Try it —
Nothing but the lines from the one containing "Parse this screenshot: output" through the end of the data should be output, each reproduced exactly.

Start of Input records

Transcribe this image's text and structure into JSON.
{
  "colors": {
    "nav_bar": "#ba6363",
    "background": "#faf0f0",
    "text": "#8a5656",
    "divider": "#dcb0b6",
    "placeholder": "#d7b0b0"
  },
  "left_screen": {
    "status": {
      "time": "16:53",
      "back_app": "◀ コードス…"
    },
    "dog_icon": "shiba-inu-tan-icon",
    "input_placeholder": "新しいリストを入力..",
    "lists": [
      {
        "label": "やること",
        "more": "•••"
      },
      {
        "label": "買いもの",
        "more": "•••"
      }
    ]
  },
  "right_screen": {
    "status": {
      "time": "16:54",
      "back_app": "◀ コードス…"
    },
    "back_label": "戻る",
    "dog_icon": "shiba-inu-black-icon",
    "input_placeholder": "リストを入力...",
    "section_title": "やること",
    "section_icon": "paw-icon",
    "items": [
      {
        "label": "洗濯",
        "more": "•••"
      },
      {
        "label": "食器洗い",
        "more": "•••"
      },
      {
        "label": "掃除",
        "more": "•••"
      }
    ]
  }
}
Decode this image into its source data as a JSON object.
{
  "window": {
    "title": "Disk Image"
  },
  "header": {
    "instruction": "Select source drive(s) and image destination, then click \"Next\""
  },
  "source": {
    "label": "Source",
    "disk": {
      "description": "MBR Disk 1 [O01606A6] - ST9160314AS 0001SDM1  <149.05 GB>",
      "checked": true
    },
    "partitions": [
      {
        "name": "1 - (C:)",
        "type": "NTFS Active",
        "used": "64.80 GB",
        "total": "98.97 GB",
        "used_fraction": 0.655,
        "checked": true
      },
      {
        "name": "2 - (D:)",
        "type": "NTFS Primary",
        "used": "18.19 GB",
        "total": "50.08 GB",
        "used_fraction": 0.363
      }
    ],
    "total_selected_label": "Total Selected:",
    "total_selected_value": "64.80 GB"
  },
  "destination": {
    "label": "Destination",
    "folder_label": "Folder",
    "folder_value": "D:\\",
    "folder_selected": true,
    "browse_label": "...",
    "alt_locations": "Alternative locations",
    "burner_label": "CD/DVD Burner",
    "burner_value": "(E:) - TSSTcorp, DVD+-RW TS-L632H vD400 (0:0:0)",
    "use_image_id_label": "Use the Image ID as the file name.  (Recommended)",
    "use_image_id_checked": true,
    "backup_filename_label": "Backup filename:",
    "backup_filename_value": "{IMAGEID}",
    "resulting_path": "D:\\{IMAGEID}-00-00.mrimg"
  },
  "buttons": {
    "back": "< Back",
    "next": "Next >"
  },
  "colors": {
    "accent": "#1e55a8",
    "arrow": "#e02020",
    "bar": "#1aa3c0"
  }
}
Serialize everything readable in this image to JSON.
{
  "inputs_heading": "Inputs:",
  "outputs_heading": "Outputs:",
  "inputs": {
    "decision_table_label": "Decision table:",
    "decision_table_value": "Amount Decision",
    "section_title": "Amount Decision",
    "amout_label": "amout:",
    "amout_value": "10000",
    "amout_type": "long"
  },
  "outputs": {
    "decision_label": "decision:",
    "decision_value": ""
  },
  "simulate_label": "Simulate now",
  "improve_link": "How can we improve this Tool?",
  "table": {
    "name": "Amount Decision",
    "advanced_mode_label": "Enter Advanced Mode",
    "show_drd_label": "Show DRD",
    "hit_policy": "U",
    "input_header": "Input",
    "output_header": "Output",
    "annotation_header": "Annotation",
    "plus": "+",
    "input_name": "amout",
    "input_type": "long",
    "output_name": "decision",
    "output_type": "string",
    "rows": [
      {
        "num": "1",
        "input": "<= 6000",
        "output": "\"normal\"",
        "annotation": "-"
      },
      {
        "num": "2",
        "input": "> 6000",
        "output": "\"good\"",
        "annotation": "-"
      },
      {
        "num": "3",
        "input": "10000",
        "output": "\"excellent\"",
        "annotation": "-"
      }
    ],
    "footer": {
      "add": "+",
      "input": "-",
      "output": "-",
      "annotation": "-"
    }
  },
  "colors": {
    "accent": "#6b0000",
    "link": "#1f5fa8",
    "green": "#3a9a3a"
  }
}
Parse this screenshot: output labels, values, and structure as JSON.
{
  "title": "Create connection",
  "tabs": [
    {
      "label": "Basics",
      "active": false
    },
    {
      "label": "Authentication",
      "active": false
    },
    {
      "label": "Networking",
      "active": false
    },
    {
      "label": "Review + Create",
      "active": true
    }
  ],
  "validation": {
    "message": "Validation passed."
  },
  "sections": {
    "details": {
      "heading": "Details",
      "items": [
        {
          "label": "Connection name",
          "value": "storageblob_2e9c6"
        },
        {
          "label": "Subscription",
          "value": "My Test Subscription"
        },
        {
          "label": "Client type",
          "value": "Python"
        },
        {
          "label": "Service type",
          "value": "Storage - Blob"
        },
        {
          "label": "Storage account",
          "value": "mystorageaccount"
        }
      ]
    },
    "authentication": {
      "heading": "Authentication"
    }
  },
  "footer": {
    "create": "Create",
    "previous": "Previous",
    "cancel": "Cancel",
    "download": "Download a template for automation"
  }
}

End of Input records

Written solution —
Parse this screenshot: output labels, values, and structure as JSON.
{
  "title": "Create connection",
  "tabs": [
    {
      "label": "Basics",
      "active": false
    },
    {
      "label": "Authentication",
      "active": false
    },
    {
      "label": "Networking",
      "active": false
    },
    {
      "label": "Review + Create",
      "active": true
    }
  ],
  "validation": {
    "message": "Validation passed."
  },
  "sections": {
    "details": {
      "heading": "Details",
      "items": [
        {
          "label": "Connection name",
          "value": "storageblob_2e9c6"
        },
        {
          "label": "Subscription",
          "value": "My Test Subscription"
        },
        {
          "label": "Client type",
          "value": "Python"
        },
        {
          "label": "Service type",
          "value": "Storage - Blob"
        },
        {
          "label": "Storage account",
          "value": "mystorageaccount"
        }
      ]
    },
    "authentication": {
      "heading": "Authentication"
    }
  },
  "footer": {
    "create": "Create",
    "previous": "Previous",
    "cancel": "Cancel",
    "download": "Download a template for automation"
  }
}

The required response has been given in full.